--- Exercise ---
Count how many lines below include the string "title". Only that number should appear in the reply.
++++ Input data
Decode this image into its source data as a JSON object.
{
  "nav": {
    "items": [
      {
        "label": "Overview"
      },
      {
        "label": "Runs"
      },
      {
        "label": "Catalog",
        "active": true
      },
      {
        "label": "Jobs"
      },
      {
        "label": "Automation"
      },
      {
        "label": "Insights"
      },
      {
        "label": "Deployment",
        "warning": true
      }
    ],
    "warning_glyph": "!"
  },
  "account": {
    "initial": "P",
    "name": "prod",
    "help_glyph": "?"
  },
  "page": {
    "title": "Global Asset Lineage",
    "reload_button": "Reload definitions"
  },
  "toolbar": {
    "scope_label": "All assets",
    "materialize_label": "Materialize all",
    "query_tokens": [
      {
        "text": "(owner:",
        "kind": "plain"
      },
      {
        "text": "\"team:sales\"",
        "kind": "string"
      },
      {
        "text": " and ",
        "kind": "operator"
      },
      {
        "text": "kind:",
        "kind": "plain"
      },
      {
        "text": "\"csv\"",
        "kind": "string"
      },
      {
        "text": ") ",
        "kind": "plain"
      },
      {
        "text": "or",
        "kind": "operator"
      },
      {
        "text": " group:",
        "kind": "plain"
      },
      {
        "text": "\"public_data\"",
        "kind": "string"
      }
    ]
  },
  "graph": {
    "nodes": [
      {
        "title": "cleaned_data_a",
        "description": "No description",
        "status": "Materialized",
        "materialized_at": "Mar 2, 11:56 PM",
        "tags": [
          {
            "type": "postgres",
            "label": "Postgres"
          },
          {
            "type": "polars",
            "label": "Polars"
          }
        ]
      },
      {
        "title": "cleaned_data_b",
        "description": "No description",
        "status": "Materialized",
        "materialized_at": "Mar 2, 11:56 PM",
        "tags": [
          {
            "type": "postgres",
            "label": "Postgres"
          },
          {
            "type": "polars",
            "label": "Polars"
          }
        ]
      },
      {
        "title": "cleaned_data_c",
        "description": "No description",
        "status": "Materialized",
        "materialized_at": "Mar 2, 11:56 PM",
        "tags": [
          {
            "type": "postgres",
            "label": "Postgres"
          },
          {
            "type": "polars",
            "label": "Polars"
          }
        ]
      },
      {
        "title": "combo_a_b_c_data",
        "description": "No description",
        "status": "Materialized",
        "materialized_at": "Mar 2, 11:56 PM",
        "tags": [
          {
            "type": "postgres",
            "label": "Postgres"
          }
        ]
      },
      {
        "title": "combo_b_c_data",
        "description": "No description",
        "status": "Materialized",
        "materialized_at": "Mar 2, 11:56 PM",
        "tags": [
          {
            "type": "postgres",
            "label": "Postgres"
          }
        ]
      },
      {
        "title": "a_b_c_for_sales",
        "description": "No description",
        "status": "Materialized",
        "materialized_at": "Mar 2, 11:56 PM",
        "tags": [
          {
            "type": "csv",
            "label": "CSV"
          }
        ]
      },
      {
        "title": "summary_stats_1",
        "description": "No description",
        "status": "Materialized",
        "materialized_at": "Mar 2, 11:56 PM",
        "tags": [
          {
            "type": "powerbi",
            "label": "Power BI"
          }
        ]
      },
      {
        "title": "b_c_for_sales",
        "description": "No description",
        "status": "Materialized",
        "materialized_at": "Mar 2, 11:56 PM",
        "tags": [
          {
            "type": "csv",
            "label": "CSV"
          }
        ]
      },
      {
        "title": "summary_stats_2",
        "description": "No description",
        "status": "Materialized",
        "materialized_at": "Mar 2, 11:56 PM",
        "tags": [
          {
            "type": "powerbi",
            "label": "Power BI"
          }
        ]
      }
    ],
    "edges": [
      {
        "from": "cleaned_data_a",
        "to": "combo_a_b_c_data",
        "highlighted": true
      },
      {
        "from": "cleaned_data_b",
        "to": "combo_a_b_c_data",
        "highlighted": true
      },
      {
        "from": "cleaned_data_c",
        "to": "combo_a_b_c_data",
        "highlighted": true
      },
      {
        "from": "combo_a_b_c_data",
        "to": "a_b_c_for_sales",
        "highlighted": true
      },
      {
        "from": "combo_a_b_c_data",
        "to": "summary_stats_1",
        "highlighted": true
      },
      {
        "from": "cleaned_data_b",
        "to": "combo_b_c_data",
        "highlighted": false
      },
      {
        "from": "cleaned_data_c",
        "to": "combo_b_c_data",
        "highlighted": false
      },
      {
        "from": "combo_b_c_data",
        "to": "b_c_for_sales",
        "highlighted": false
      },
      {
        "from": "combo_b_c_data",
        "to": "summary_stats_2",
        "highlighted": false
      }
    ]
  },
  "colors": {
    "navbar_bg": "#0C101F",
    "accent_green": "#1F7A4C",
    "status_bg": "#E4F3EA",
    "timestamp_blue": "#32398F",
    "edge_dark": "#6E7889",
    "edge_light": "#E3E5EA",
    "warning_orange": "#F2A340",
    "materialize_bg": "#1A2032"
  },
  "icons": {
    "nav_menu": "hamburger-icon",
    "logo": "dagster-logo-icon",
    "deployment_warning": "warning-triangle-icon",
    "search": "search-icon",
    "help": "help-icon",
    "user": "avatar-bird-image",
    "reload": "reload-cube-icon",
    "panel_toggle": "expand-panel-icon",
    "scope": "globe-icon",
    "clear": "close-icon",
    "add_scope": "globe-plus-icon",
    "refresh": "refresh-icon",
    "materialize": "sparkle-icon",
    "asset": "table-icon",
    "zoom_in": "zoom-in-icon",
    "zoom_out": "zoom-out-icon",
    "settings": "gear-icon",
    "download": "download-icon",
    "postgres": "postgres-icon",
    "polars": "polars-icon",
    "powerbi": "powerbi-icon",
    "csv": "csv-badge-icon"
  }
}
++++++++
--- Written solution ---
10